▸ **What you should do**
Reproduce, with no changes, the line that contains "What data populates" and all the lines that come after it in the records.

▸ **Information**
--- START ---
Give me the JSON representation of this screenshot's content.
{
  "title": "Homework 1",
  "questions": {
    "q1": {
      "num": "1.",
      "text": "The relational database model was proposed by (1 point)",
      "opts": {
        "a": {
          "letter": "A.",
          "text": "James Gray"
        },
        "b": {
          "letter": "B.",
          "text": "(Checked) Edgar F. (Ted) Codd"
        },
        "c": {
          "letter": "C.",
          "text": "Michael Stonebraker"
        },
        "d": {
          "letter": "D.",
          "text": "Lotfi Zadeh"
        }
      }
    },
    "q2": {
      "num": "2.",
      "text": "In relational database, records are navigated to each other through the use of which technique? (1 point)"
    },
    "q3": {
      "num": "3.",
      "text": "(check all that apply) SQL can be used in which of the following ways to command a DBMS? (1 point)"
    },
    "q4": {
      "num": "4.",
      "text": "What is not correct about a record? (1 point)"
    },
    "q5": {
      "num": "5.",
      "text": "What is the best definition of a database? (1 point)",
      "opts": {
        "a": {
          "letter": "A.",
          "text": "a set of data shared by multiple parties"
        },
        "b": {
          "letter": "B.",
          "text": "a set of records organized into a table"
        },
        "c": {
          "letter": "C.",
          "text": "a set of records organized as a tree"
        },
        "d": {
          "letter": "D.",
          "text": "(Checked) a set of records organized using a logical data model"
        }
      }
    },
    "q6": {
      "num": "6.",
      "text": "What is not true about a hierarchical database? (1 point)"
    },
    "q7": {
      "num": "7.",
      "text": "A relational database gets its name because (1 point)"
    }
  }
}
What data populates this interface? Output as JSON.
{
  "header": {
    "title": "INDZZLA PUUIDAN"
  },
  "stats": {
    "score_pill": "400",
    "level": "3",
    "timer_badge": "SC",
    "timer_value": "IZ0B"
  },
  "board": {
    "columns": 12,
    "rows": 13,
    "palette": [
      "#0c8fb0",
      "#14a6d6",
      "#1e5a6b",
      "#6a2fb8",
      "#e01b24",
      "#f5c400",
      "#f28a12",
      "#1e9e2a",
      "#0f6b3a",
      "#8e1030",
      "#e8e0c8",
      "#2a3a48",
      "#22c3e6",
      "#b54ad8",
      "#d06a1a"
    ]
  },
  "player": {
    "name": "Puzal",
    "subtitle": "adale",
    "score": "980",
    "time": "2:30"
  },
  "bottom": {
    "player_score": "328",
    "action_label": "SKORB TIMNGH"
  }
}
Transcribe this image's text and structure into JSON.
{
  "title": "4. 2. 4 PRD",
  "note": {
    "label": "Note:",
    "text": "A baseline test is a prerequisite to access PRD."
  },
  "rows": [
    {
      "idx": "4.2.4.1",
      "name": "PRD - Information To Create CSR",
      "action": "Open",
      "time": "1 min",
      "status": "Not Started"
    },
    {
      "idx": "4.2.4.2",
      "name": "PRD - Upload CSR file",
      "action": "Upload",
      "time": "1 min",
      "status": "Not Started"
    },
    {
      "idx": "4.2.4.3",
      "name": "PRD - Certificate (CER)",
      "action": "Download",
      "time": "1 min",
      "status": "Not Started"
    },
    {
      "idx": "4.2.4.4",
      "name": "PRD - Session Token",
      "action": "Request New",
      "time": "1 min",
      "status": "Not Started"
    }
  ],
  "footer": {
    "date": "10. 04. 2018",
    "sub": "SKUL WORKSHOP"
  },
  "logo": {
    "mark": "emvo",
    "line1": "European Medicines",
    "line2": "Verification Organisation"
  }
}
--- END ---
▸ **Written response**
What data populates this interface? Output as JSON.
{
  "header": {
    "title": "INDZZLA PUUIDAN"
  },
  "stats": {
    "score_pill": "400",
    "level": "3",
    "timer_badge": "SC",
    "timer_value": "IZ0B"
  },
  "board": {
    "columns": 12,
    "rows": 13,
    "palette": [
      "#0c8fb0",
      "#14a6d6",
      "#1e5a6b",
      "#6a2fb8",
      "#e01b24",
      "#f5c400",
      "#f28a12",
      "#1e9e2a",
      "#0f6b3a",
      "#8e1030",
      "#e8e0c8",
      "#2a3a48",
      "#22c3e6",
      "#b54ad8",
      "#d06a1a"
    ]
  },
  "player": {
    "name": "Puzal",
    "subtitle": "adale",
    "score": "980",
    "time": "2:30"
  },
  "bottom": {
    "player_score": "328",
    "action_label": "SKORB TIMNGH"
  }
}
Transcribe this image's text and structure into JSON.
{
  "title": "4. 2. 4 PRD",
  "note": {
    "label": "Note:",
    "text": "A baseline test is a prerequisite to access PRD."
  },
  "rows": [
    {
      "idx": "4.2.4.1",
      "name": "PRD - Information To Create CSR",
      "action": "Open",
      "time": "1 min",
      "status": "Not Started"
    },
    {
      "idx": "4.2.4.2",
      "name": "PRD - Upload CSR file",
      "action": "Upload",
      "time": "1 min",
      "status": "Not Started"
    },
    {
      "idx": "4.2.4.3",
      "name": "PRD - Certificate (CER)",
      "action": "Download",
      "time": "1 min",
      "status": "Not Started"
    },
    {
      "idx": "4.2.4.4",
      "name": "PRD - Session Token",
      "action": "Request New",
      "time": "1 min",
      "status": "Not Started"
    }
  ],
  "footer": {
    "date": "10. 04. 2018",
    "sub": "SKUL WORKSHOP"
  },
  "logo": {
    "mark": "emvo",
    "line1": "European Medicines",
    "line2": "Verification Organisation"
  }
}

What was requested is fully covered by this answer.